[Excerpts from an interface dataset]
Segment Open

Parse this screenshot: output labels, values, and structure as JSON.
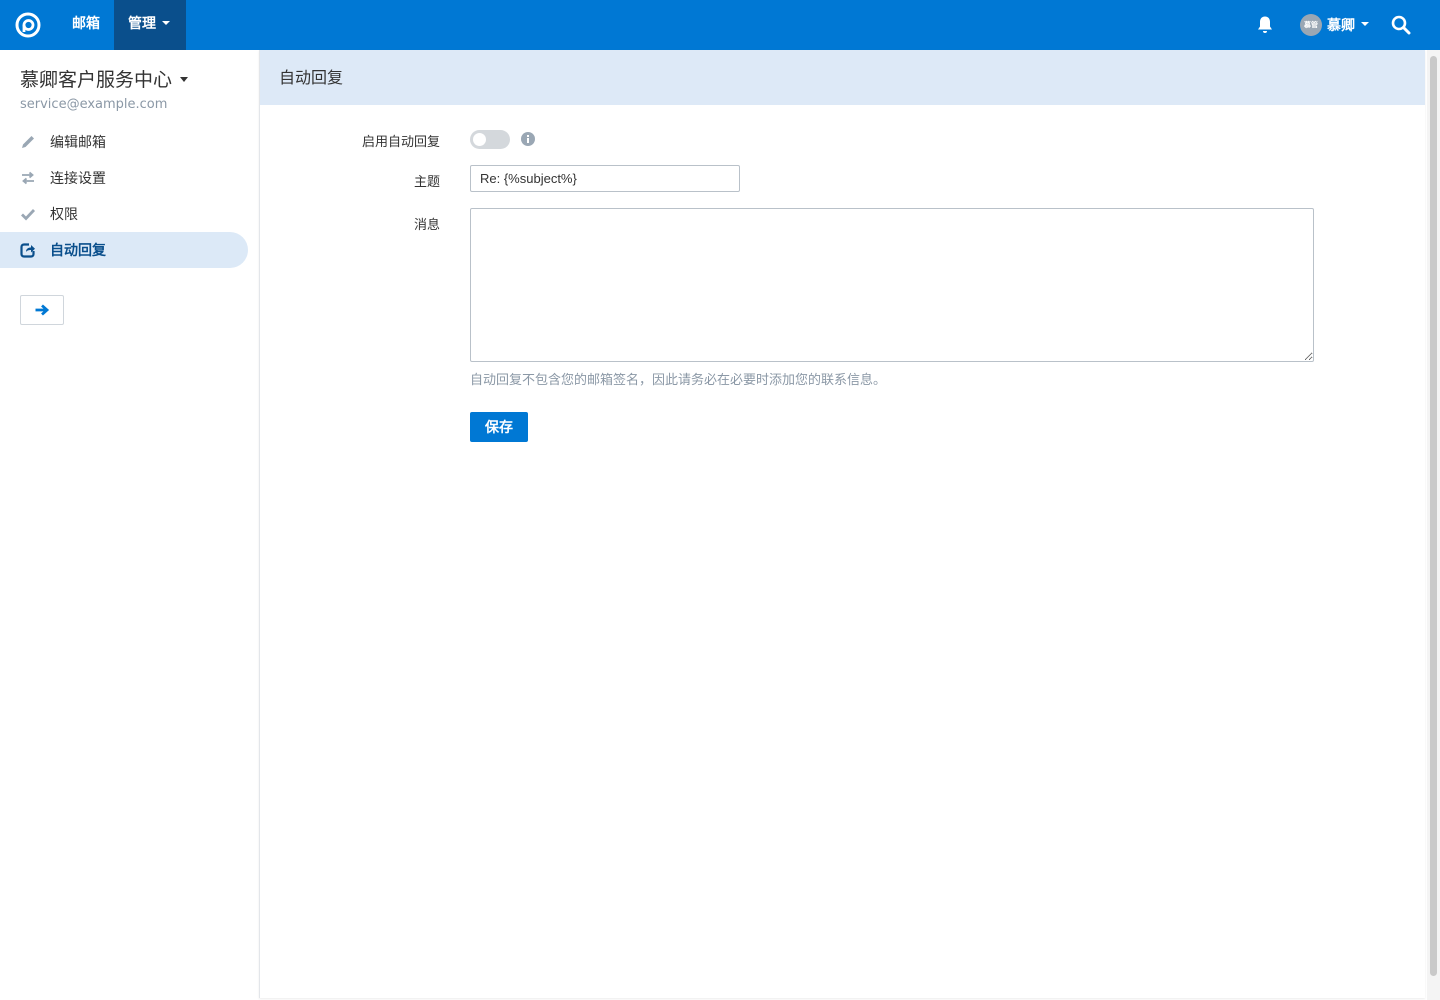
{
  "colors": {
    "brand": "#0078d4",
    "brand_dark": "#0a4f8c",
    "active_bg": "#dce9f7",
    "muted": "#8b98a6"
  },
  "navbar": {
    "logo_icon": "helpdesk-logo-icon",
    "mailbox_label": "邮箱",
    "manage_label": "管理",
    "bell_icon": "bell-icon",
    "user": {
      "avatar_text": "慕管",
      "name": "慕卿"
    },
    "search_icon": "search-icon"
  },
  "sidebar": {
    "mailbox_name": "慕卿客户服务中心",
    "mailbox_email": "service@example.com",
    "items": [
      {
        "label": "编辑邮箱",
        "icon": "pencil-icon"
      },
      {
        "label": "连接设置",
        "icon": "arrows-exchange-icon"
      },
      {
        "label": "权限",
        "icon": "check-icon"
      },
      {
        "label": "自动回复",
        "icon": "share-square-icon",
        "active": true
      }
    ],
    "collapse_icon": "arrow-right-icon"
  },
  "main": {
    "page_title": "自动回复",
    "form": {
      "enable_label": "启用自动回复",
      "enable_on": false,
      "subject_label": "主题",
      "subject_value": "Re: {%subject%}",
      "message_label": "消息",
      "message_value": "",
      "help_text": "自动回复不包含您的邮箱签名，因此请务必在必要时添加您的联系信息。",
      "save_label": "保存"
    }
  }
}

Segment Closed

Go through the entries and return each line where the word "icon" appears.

= THE ANSWER =
    "logo_icon": "helpdesk-logo-icon",
    "bell_icon": "bell-icon",
    "search_icon": "search-icon"
        "icon": "pencil-icon"
        "icon": "arrows-exchange-icon"
        "icon": "check-icon"
        "icon": "share-square-icon",
    "collapse_icon": "arrow-right-icon"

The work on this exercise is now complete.